Private Maiolo’s presence periodically revived flagging spirits. Mothers gazing at his empty pants leg were reminded of their own boys in harm’s way. His silence amid cheering crowds rendered more eloquent testimony than any slogan. Halting on his cane before audiences, injuries untreated so all could see, Private Maiolo personified resilience and quiet courage.
When the guns fell silent in November 1918, Private Maiolo had given two pounds of flesh to help purchase victory. Though America had entered the war late, the doughboys like him ensured Germany’s defeat. His journey reflected the hundreds of thousands who traded tranquility and health for trench foot, poison gas, and shrapnel. Over 50,000 Americans never returned, giving the ultimate sacrifice.
For those who survived, scars concealed and unconcealed served as lifelong reminders. Private Maiolo bore his sacrifices quietly, returning to civilian life in Watertown, NY with his head held high. His Liberty Loan service showed that though battle may end, dedicated veterans continue serving their country in other ways.
After the war, Private Maiolo worked for over 30 years at General Crushed Stone in Watertown, NY. He married Esther Constantine, born in Alexandria Bay, NY, and they raised three children together – Leon, Jody, and Fanny. He became a proud American citizen, living on Central Avenue in Watertown. Known for his thick Italian accent, Private Maiolo loved gardening and was an active member of the Northside Improvement League community group.

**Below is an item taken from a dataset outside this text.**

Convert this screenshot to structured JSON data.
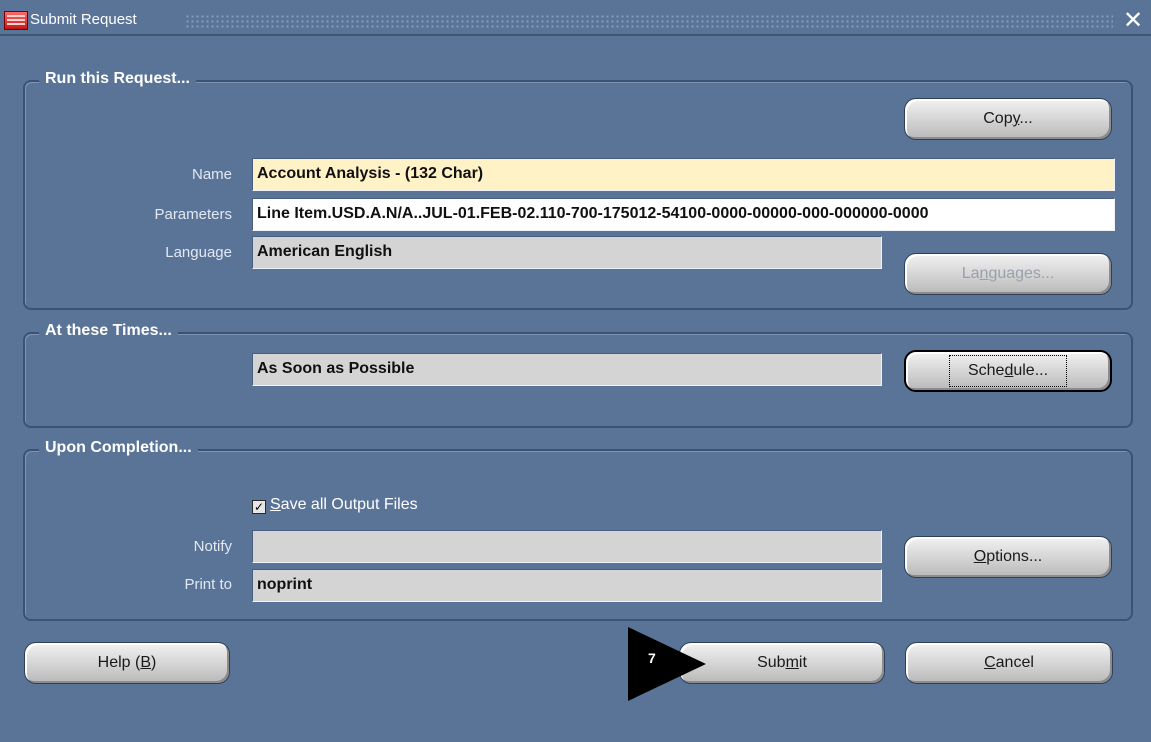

Though he saw brutal combat, Private Maiolo lived to age 72, passing away in 1965. The elder Maiolo’s son, Leon Maiolo Sr. followed in his footsteps, serving in World War II, as did his son in law Karl Hammond who fought together in the same unit as Leon Maiolo Sr. Additionally, Leon Maiolo Sr.’s son, Leon Maiolo Jr. served in the Army Honor Guard in Washington DC. Despite the passage of time, three generations of the Maiolo family did their duty when called.
In the 1920s, the era’s prosperity let America turn inward once more to isolationism. But in Europe, poppies continued to bloom between the scarred battlefields where a generation lay buried. As those fiery days faded from memory, it was up to veterans like Leo Maiolo to remind his adopted land of its trials in the Great War. Thanks to the sacrifices of doughboys on the Western Front, America earned its place at the table of powers. From the trenches of Toul to the hometown parades on Armistice Day, he and his comrades had represented their nation with honor. Their enduring legacy helped inspire the next generation to liberate humanity once again when liberty’s trumpet called.